To be fair, there are some candidates that offer more than just platitudes (but not many). Ward 2 candidate Ted Grand gets specific in his neighbourhood renewal policy:
The City has recognized it fell behind in maintaining infrastructure in the City’s mature neighbourhoods. In the 2013 budget they set funding support of the renewal program at 1.5%. I will be working to restore the program back to the 2010 level of 2%, so more neighbourhoods can be completed sooner.
In the mayoral race, Don Iveson is consistently highlighted as the only candidate that seems to know the facts and can offer more than just an opinion. Even the Edmonton Sun’s Lorne Gunter picked up on this, writing “on every issue, he understands the problem and has thought through a solution.” Consider Don’s policy on funding the city. He offers a short-term plan with some specifics:
“I will introduce a program called “Council’s 2%” in which Council will work with city administration throughout the year to find an annual 2% increased efficiency in our city’s tax-supported operations, which should yield approximately $80 million over the next four years.”
And he saves any platitudes for the long-term vision:
My vision is that in 20 years, the city’s over-reliance on unfair property taxes is long behind us. Edmonton, and all Canadian cities, need better tools to pay for the services we expect and the city we envision.
The main reason I’m interested in specifics is not differentiation, but confidence. I want to be confident that the successful candidates have what it takes to do the job. Specifics and detail are a large part of what City Council deals with on a daily basis. There’s a reason that a Councillor’s workload “averages at least 60-70 hours per week.” No doubt some of that time can be attributed to attending events, but there’s a significant amount of effort that goes into understanding the issues.
But don’t take my word for it – here’s what current Councillor Kim Krushell told me:

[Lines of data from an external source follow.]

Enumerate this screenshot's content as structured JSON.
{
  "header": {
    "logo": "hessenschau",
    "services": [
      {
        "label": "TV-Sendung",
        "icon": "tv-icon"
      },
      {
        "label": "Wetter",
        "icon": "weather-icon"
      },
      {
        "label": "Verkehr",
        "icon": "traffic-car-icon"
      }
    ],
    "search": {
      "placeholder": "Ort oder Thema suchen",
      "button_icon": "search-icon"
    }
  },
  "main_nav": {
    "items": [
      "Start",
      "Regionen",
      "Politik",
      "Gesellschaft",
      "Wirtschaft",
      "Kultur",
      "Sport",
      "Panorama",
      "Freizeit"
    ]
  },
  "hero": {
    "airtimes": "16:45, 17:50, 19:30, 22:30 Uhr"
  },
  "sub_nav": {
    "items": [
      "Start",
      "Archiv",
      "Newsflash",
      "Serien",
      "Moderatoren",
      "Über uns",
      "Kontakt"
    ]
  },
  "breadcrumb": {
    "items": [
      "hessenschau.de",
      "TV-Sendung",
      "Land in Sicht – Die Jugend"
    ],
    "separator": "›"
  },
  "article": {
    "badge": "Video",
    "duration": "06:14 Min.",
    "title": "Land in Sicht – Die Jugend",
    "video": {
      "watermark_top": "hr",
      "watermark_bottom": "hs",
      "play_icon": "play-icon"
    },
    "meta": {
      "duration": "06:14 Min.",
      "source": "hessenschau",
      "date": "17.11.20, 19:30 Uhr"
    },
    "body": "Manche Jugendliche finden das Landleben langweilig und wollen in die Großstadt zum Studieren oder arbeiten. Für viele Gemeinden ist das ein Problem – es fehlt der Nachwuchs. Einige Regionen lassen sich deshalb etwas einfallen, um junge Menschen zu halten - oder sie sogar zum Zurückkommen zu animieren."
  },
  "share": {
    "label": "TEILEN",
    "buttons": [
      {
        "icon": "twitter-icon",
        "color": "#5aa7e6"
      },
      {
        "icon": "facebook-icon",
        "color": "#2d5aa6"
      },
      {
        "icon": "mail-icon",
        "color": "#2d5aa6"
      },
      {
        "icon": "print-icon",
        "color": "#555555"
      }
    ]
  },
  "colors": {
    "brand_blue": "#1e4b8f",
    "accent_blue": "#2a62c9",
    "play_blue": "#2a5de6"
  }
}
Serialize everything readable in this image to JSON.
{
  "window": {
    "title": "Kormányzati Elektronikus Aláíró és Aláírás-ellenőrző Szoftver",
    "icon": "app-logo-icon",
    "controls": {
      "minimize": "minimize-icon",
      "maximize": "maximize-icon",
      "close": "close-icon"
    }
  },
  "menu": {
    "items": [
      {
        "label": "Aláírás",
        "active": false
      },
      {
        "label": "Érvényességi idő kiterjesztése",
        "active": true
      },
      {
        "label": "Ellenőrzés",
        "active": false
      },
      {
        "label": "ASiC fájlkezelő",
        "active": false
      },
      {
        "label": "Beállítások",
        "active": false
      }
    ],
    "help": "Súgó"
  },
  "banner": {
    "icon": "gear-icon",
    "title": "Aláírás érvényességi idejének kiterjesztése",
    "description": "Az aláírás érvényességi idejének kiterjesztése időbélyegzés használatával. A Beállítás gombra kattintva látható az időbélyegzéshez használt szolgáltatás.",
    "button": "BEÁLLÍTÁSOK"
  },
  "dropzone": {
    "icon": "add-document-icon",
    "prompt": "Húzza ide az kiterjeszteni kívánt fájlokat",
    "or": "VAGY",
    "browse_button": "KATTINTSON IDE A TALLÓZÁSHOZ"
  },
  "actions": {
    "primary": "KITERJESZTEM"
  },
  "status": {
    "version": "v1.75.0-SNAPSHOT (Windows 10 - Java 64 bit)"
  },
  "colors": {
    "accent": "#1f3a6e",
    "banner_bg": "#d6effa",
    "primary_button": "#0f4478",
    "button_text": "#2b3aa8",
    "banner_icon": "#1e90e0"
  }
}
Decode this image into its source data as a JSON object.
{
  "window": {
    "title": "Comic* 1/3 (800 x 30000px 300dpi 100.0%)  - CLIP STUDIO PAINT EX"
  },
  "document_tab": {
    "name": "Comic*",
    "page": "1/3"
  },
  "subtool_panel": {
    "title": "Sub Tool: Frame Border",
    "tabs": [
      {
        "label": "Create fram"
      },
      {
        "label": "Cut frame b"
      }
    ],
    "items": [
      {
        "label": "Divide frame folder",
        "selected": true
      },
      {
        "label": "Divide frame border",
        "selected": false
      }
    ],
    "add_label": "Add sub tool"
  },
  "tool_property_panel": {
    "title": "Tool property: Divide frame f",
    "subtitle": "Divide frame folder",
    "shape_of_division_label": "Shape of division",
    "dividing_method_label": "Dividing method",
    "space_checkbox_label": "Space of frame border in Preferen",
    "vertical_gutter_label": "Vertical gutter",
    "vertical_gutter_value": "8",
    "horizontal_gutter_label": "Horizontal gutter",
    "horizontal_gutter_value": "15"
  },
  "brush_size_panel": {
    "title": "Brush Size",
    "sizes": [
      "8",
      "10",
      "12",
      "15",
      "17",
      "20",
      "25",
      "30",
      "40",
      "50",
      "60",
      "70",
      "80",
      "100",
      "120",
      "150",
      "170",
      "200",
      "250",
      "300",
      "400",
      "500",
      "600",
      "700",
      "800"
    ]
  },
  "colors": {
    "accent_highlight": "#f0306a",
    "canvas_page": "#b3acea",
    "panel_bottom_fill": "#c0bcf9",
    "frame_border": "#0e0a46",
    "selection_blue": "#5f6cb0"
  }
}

To be an effective City Councillor you have to be prepared to not only attend countless Council and committee meetings but be willing to lead Council Initiatives. The biggest part of the job is reading. Councillors get most of their agendas the Thursday before the week of meetings. This means spending countless hours reading on the weekends. When you sit on other Boards such as the Police Commission or AUMA (Alberta Urban Municipalities Association) there is a significant amount of additional reading the Councillor has to do.
She added: “The job is not easy but it is rewarding!”
With so little time before election day, we’re not likely to see much change in the information that candidates are providing. And that’s a shame, because deciding between “I support better public involvement” and “I support better public consultation” is not going to be easy.